▸ **WHAT THIS TASK INVOLVES**
In the listing below, locate the lines that hold the string "Open". Copy those lines.

▸ **MATERIAL PROVIDED**
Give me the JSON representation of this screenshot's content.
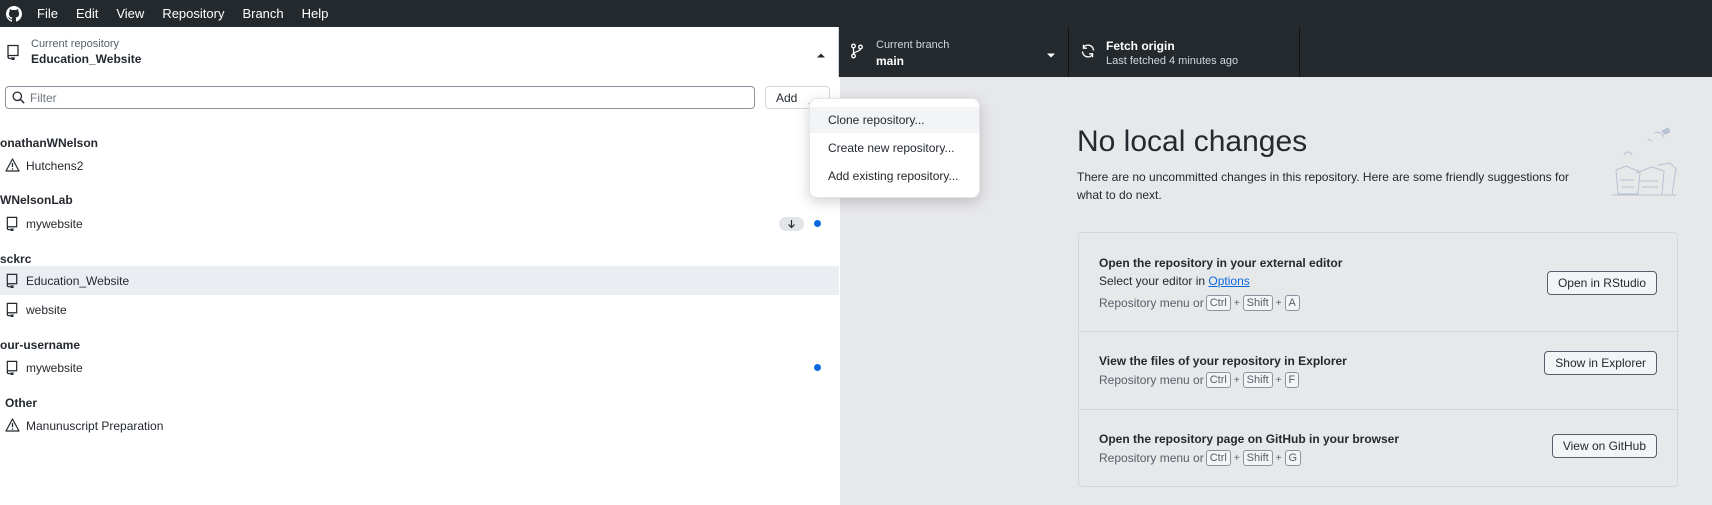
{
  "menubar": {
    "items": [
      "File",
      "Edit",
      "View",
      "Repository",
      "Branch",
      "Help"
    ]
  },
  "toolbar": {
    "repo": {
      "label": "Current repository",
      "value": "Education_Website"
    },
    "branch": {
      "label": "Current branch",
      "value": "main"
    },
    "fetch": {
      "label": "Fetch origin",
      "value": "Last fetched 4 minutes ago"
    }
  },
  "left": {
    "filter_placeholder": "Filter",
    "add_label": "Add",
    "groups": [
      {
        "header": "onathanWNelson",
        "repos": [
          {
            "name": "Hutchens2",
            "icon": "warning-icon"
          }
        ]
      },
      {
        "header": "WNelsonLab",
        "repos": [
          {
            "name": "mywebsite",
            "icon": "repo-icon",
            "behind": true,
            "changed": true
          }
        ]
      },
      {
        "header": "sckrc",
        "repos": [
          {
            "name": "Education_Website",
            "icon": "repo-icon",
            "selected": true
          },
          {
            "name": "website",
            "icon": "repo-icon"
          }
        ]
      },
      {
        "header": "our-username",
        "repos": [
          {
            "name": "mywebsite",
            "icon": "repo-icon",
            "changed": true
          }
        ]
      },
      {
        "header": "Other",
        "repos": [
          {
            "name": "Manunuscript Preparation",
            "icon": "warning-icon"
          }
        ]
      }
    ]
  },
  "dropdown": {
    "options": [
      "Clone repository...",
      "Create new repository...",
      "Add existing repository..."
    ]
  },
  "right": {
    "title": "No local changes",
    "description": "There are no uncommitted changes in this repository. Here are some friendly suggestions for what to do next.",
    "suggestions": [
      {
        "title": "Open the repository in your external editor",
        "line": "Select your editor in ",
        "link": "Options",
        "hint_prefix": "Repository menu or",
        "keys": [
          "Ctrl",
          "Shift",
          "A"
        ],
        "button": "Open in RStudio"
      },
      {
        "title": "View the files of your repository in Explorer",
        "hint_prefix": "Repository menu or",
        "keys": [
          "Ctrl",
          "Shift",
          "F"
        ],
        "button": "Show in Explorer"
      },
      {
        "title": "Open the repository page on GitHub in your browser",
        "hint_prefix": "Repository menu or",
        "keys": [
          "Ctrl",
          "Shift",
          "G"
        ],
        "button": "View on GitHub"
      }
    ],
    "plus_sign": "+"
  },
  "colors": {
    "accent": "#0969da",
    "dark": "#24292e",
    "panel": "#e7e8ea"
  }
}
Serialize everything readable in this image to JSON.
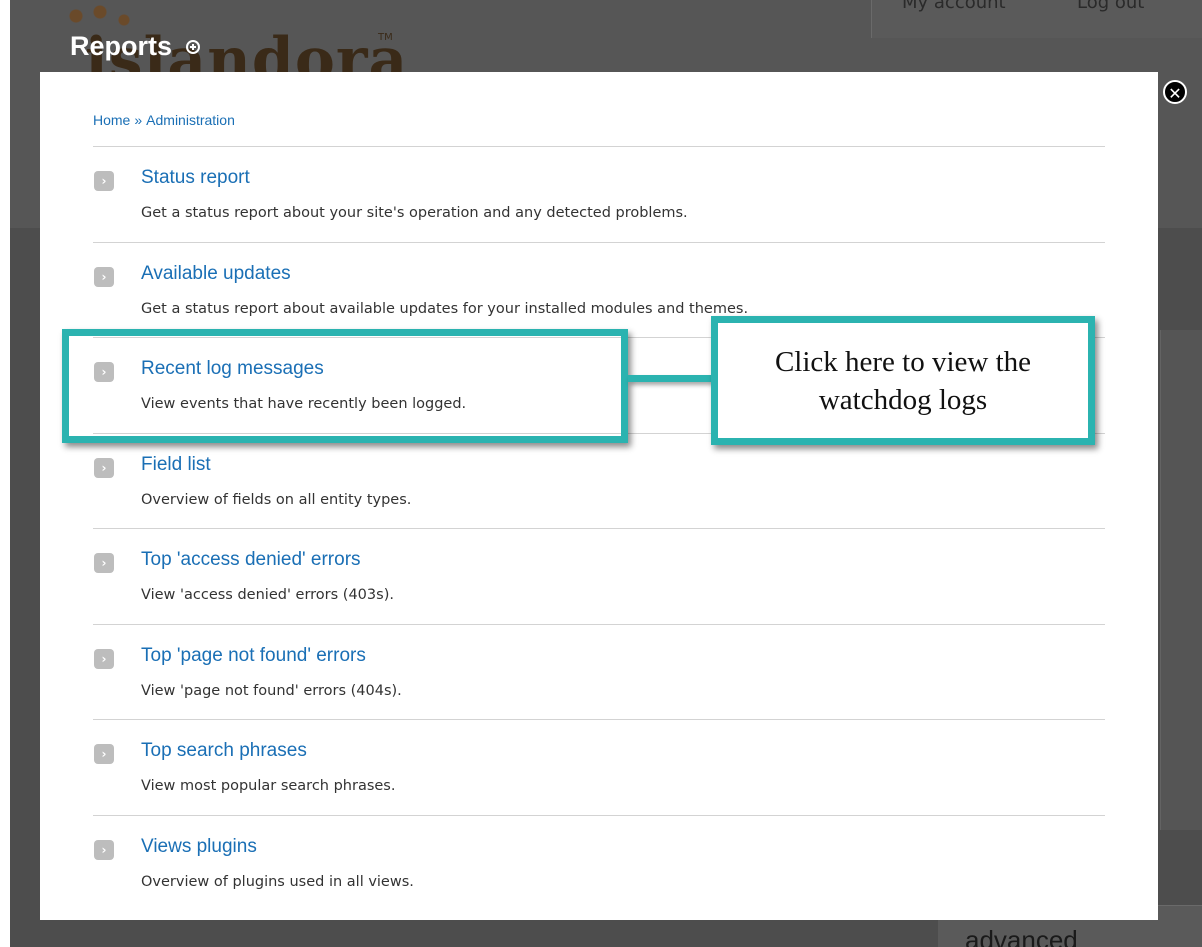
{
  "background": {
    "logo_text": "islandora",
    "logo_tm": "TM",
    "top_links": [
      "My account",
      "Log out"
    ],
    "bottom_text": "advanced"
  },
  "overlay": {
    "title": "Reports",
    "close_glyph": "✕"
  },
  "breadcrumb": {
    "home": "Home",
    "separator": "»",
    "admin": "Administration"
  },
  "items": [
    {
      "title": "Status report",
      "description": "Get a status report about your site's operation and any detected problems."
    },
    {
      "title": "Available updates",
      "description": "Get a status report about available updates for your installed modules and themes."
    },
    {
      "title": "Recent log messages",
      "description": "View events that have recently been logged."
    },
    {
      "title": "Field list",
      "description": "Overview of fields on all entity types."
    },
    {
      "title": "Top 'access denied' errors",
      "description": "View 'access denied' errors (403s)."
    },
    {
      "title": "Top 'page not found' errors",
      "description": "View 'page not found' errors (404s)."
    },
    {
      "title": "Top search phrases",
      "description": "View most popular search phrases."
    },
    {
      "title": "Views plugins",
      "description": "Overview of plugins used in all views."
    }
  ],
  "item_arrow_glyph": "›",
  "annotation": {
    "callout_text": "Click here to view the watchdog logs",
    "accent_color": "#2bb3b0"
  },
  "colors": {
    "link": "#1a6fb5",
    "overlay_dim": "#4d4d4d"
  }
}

▸ **SOLUTION FOR THIS EXERCISE**
        "title": "Open the repository in your external editor",
        "button": "Open in RStudio"
        "title": "Open the repository page on GitHub in your browser",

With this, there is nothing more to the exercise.